Task statement: A copy of the listing below is needed, exact in every line and without images.

*-*-*

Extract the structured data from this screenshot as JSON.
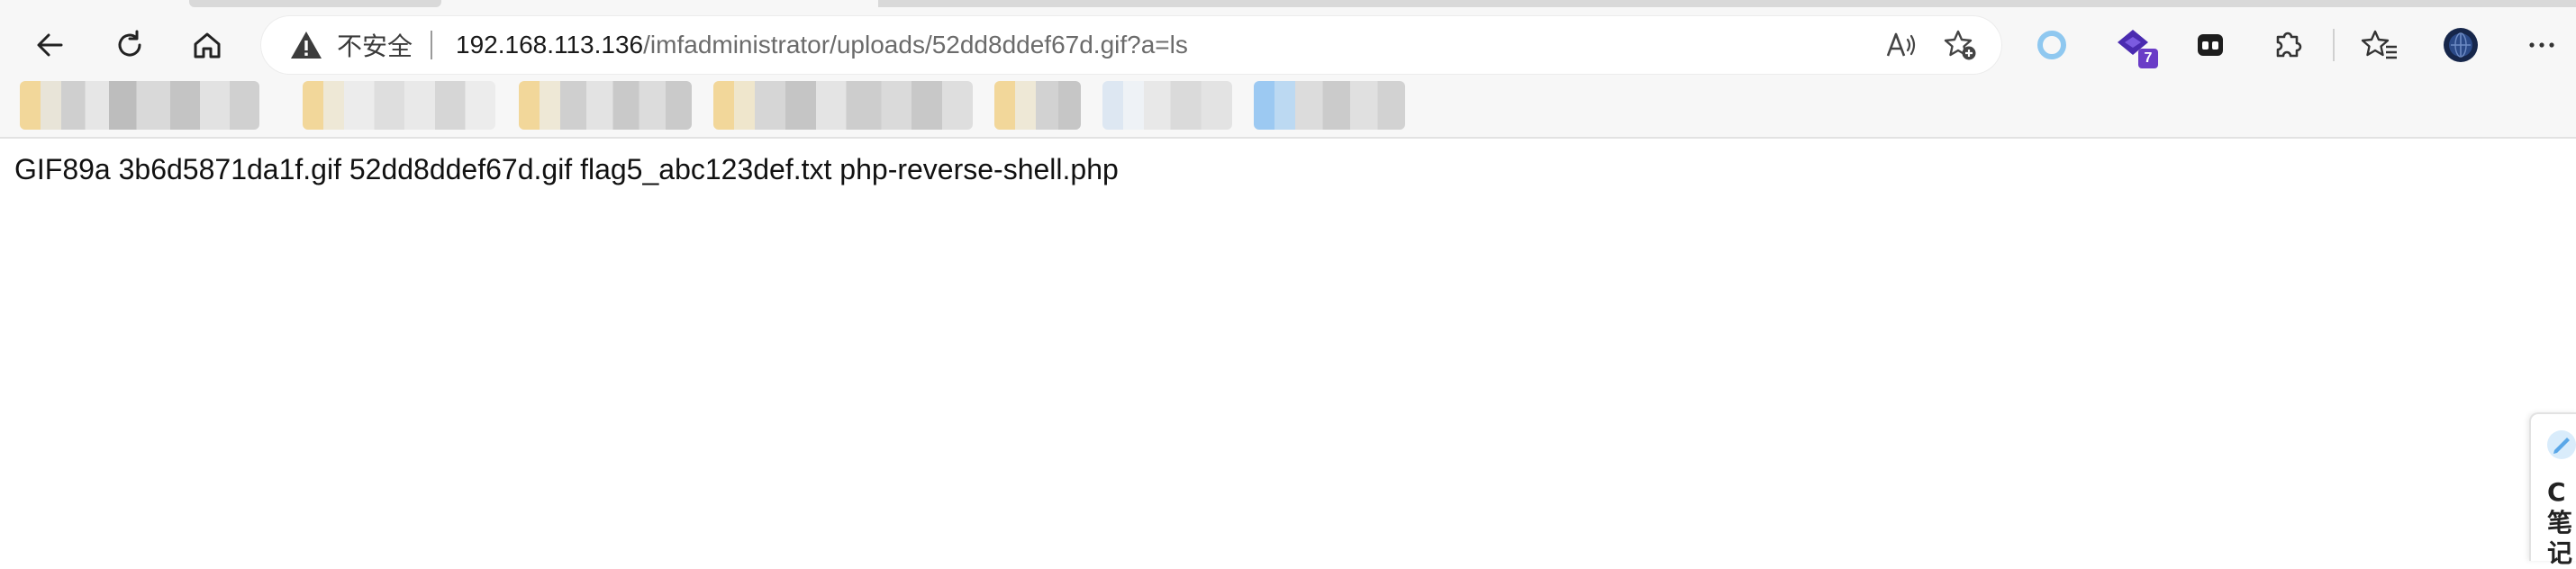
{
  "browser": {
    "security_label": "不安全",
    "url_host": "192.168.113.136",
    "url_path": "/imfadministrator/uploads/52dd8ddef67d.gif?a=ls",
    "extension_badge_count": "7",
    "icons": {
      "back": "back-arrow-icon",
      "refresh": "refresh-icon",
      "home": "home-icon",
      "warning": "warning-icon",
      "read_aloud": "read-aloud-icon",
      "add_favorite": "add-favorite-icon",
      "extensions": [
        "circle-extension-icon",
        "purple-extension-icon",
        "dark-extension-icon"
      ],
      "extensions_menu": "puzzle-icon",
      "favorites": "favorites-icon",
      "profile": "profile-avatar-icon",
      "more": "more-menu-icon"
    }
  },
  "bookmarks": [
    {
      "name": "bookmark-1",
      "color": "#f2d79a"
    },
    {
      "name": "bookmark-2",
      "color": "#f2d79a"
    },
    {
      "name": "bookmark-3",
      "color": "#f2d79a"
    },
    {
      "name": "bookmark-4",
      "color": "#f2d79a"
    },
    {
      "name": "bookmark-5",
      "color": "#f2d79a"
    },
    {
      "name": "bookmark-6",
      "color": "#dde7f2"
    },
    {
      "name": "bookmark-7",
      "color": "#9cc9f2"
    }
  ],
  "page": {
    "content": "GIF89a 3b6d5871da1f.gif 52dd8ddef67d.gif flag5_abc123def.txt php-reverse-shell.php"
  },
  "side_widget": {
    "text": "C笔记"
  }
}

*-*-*

Your solution:
Extract the structured data from this screenshot as JSON.
{
  "browser": {
    "security_label": "不安全",
    "url_host": "192.168.113.136",
    "url_path": "/imfadministrator/uploads/52dd8ddef67d.gif?a=ls",
    "extension_badge_count": "7",
    "icons": {
      "back": "back-arrow-icon",
      "refresh": "refresh-icon",
      "home": "home-icon",
      "warning": "warning-icon",
      "read_aloud": "read-aloud-icon",
      "add_favorite": "add-favorite-icon",
      "extensions": [
        "circle-extension-icon",
        "purple-extension-icon",
        "dark-extension-icon"
      ],
      "extensions_menu": "puzzle-icon",
      "favorites": "favorites-icon",
      "profile": "profile-avatar-icon",
      "more": "more-menu-icon"
    }
  },
  "bookmarks": [
    {
      "name": "bookmark-1",
      "color": "#f2d79a"
    },
    {
      "name": "bookmark-2",
      "color": "#f2d79a"
    },
    {
      "name": "bookmark-3",
      "color": "#f2d79a"
    },
    {
      "name": "bookmark-4",
      "color": "#f2d79a"
    },
    {
      "name": "bookmark-5",
      "color": "#f2d79a"
    },
    {
      "name": "bookmark-6",
      "color": "#dde7f2"
    },
    {
      "name": "bookmark-7",
      "color": "#9cc9f2"
    }
  ],
  "page": {
    "content": "GIF89a 3b6d5871da1f.gif 52dd8ddef67d.gif flag5_abc123def.txt php-reverse-shell.php"
  },
  "side_widget": {
    "text": "C笔记"
  }
}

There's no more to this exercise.